Exercise details: The expected answer is the data below, retyped exactly.

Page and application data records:
Segment Open
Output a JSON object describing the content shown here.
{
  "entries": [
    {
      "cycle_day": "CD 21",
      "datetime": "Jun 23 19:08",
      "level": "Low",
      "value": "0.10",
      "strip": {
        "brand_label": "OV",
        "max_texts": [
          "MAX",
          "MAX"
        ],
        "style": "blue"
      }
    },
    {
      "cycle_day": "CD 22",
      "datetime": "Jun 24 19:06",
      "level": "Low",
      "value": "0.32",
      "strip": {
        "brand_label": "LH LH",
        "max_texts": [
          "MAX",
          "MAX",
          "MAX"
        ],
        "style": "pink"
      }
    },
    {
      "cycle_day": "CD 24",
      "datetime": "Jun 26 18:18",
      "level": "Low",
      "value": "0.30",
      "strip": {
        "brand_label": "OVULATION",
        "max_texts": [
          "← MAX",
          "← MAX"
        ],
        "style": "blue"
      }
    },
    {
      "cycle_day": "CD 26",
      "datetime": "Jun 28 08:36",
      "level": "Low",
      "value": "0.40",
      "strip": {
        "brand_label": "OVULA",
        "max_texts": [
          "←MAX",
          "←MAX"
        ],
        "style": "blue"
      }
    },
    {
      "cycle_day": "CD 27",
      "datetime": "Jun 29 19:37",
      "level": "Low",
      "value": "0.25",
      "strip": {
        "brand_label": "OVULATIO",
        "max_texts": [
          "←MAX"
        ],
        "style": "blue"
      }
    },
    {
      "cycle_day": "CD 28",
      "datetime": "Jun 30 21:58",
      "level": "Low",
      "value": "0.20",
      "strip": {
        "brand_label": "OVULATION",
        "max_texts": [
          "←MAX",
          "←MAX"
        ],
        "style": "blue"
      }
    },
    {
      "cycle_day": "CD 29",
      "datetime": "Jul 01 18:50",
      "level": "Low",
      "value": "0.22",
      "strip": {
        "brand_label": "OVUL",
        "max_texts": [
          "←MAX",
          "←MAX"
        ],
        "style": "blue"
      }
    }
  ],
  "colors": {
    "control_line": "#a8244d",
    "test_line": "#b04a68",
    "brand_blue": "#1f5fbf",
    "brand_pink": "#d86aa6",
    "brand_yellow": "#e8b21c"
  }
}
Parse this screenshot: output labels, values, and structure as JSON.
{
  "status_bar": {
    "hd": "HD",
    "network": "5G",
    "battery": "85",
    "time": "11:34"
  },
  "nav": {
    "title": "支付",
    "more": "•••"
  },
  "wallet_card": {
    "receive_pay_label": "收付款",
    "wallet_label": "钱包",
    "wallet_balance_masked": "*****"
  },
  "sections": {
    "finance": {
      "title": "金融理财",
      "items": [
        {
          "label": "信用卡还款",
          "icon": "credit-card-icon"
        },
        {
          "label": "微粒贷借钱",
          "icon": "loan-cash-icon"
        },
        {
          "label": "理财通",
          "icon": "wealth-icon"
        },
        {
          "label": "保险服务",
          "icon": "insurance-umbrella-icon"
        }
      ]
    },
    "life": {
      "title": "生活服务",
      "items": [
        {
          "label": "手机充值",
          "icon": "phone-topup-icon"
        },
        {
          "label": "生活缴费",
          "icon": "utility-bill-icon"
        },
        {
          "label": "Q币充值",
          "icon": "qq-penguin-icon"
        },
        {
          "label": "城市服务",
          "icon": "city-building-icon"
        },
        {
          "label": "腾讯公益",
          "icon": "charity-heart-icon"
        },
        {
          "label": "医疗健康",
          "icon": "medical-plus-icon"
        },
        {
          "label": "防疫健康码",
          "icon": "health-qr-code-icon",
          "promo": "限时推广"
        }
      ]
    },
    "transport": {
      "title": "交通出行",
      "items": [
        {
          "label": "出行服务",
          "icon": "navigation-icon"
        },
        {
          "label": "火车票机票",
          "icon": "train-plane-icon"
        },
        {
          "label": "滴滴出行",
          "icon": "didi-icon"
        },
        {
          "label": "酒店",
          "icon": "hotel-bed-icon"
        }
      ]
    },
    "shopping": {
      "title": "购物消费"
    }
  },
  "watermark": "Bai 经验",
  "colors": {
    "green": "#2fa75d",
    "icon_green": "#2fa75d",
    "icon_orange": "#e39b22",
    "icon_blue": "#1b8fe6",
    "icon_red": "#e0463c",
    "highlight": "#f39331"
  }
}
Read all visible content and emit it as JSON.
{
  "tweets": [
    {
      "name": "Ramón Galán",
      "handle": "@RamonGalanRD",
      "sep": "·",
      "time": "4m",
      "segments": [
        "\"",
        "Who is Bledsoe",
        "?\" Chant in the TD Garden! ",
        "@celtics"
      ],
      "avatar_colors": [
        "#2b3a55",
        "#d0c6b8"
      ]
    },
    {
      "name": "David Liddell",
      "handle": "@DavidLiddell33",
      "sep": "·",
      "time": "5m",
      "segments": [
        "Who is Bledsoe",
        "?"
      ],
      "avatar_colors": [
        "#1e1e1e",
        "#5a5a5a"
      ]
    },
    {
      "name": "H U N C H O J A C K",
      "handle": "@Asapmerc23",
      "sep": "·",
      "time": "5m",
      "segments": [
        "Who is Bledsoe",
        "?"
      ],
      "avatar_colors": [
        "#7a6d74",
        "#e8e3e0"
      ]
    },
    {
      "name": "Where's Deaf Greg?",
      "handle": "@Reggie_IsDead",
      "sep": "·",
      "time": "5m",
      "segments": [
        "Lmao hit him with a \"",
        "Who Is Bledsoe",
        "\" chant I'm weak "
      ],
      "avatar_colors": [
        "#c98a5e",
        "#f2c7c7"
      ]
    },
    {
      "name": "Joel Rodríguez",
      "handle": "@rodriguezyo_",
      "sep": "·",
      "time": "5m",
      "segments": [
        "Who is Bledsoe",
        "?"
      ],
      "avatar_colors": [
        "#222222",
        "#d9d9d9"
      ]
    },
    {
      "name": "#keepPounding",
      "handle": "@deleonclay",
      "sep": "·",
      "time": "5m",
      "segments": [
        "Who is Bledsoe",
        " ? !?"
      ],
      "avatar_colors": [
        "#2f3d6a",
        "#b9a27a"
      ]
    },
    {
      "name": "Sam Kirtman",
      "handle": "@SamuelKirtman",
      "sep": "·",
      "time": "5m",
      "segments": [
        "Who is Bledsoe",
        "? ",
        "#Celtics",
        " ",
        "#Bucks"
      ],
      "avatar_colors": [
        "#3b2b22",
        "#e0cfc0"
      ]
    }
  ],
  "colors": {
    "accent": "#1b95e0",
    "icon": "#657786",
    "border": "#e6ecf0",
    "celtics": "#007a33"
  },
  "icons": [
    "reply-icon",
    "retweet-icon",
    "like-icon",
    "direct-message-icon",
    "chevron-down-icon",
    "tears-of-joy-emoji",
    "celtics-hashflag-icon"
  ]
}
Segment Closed
Problem solution:
Output a JSON object describing the content shown here.
{
  "entries": [
    {
      "cycle_day": "CD 21",
      "datetime": "Jun 23 19:08",
      "level": "Low",
      "value": "0.10",
      "strip": {
        "brand_label": "OV",
        "max_texts": [
          "MAX",
          "MAX"
        ],
        "style": "blue"
      }
    },
    {
      "cycle_day": "CD 22",
      "datetime": "Jun 24 19:06",
      "level": "Low",
      "value": "0.32",
      "strip": {
        "brand_label": "LH LH",
        "max_texts": [
          "MAX",
          "MAX",
          "MAX"
        ],
        "style": "pink"
      }
    },
    {
      "cycle_day": "CD 24",
      "datetime": "Jun 26 18:18",
      "level": "Low",
      "value": "0.30",
      "strip": {
        "brand_label": "OVULATION",
        "max_texts": [
          "← MAX",
          "← MAX"
        ],
        "style": "blue"
      }
    },
    {
      "cycle_day": "CD 26",
      "datetime": "Jun 28 08:36",
      "level": "Low",
      "value": "0.40",
      "strip": {
        "brand_label": "OVULA",
        "max_texts": [
          "←MAX",
          "←MAX"
        ],
        "style": "blue"
      }
    },
    {
      "cycle_day": "CD 27",
      "datetime": "Jun 29 19:37",
      "level": "Low",
      "value": "0.25",
      "strip": {
        "brand_label": "OVULATIO",
        "max_texts": [
          "←MAX"
        ],
        "style": "blue"
      }
    },
    {
      "cycle_day": "CD 28",
      "datetime": "Jun 30 21:58",
      "level": "Low",
      "value": "0.20",
      "strip": {
        "brand_label": "OVULATION",
        "max_texts": [
          "←MAX",
          "←MAX"
        ],
        "style": "blue"
      }
    },
    {
      "cycle_day": "CD 29",
      "datetime": "Jul 01 18:50",
      "level": "Low",
      "value": "0.22",
      "strip": {
        "brand_label": "OVUL",
        "max_texts": [
          "←MAX",
          "←MAX"
        ],
        "style": "blue"
      }
    }
  ],
  "colors": {
    "control_line": "#a8244d",
    "test_line": "#b04a68",
    "brand_blue": "#1f5fbf",
    "brand_pink": "#d86aa6",
    "brand_yellow": "#e8b21c"
  }
}
Parse this screenshot: output labels, values, and structure as JSON.
{
  "status_bar": {
    "hd": "HD",
    "network": "5G",
    "battery": "85",
    "time": "11:34"
  },
  "nav": {
    "title": "支付",
    "more": "•••"
  },
  "wallet_card": {
    "receive_pay_label": "收付款",
    "wallet_label": "钱包",
    "wallet_balance_masked": "*****"
  },
  "sections": {
    "finance": {
      "title": "金融理财",
      "items": [
        {
          "label": "信用卡还款",
          "icon": "credit-card-icon"
        },
        {
          "label": "微粒贷借钱",
          "icon": "loan-cash-icon"
        },
        {
          "label": "理财通",
          "icon": "wealth-icon"
        },
        {
          "label": "保险服务",
          "icon": "insurance-umbrella-icon"
        }
      ]
    },
    "life": {
      "title": "生活服务",
      "items": [
        {
          "label": "手机充值",
          "icon": "phone-topup-icon"
        },
        {
          "label": "生活缴费",
          "icon": "utility-bill-icon"
        },
        {
          "label": "Q币充值",
          "icon": "qq-penguin-icon"
        },
        {
          "label": "城市服务",
          "icon": "city-building-icon"
        },
        {
          "label": "腾讯公益",
          "icon": "charity-heart-icon"
        },
        {
          "label": "医疗健康",
          "icon": "medical-plus-icon"
        },
        {
          "label": "防疫健康码",
          "icon": "health-qr-code-icon",
          "promo": "限时推广"
        }
      ]
    },
    "transport": {
      "title": "交通出行",
      "items": [
        {
          "label": "出行服务",
          "icon": "navigation-icon"
        },
        {
          "label": "火车票机票",
          "icon": "train-plane-icon"
        },
        {
          "label": "滴滴出行",
          "icon": "didi-icon"
        },
        {
          "label": "酒店",
          "icon": "hotel-bed-icon"
        }
      ]
    },
    "shopping": {
      "title": "购物消费"
    }
  },
  "watermark": "Bai 经验",
  "colors": {
    "green": "#2fa75d",
    "icon_green": "#2fa75d",
    "icon_orange": "#e39b22",
    "icon_blue": "#1b8fe6",
    "icon_red": "#e0463c",
    "highlight": "#f39331"
  }
}
Read all visible content and emit it as JSON.
{
  "tweets": [
    {
      "name": "Ramón Galán",
      "handle": "@RamonGalanRD",
      "sep": "·",
      "time": "4m",
      "segments": [
        "\"",
        "Who is Bledsoe",
        "?\" Chant in the TD Garden! ",
        "@celtics"
      ],
      "avatar_colors": [
        "#2b3a55",
        "#d0c6b8"
      ]
    },
    {
      "name": "David Liddell",
      "handle": "@DavidLiddell33",
      "sep": "·",
      "time": "5m",
      "segments": [
        "Who is Bledsoe",
        "?"
      ],
      "avatar_colors": [
        "#1e1e1e",
        "#5a5a5a"
      ]
    },
    {
      "name": "H U N C H O J A C K",
      "handle": "@Asapmerc23",
      "sep": "·",
      "time": "5m",
      "segments": [
        "Who is Bledsoe",
        "?"
      ],
      "avatar_colors": [
        "#7a6d74",
        "#e8e3e0"
      ]
    },
    {
      "name": "Where's Deaf Greg?",
      "handle": "@Reggie_IsDead",
      "sep": "·",
      "time": "5m",
      "segments": [
        "Lmao hit him with a \"",
        "Who Is Bledsoe",
        "\" chant I'm weak "
      ],
      "avatar_colors": [
        "#c98a5e",
        "#f2c7c7"
      ]
    },
    {
      "name": "Joel Rodríguez",
      "handle": "@rodriguezyo_",
      "sep": "·",
      "time": "5m",
      "segments": [
        "Who is Bledsoe",
        "?"
      ],
      "avatar_colors": [
        "#222222",
        "#d9d9d9"
      ]
    },
    {
      "name": "#keepPounding",
      "handle": "@deleonclay",
      "sep": "·",
      "time": "5m",
      "segments": [
        "Who is Bledsoe",
        " ? !?"
      ],
      "avatar_colors": [
        "#2f3d6a",
        "#b9a27a"
      ]
    },
    {
      "name": "Sam Kirtman",
      "handle": "@SamuelKirtman",
      "sep": "·",
      "time": "5m",
      "segments": [
        "Who is Bledsoe",
        "? ",
        "#Celtics",
        " ",
        "#Bucks"
      ],
      "avatar_colors": [
        "#3b2b22",
        "#e0cfc0"
      ]
    }
  ],
  "colors": {
    "accent": "#1b95e0",
    "icon": "#657786",
    "border": "#e6ecf0",
    "celtics": "#007a33"
  },
  "icons": [
    "reply-icon",
    "retweet-icon",
    "like-icon",
    "direct-message-icon",
    "chevron-down-icon",
    "tears-of-joy-emoji",
    "celtics-hashflag-icon"
  ]
}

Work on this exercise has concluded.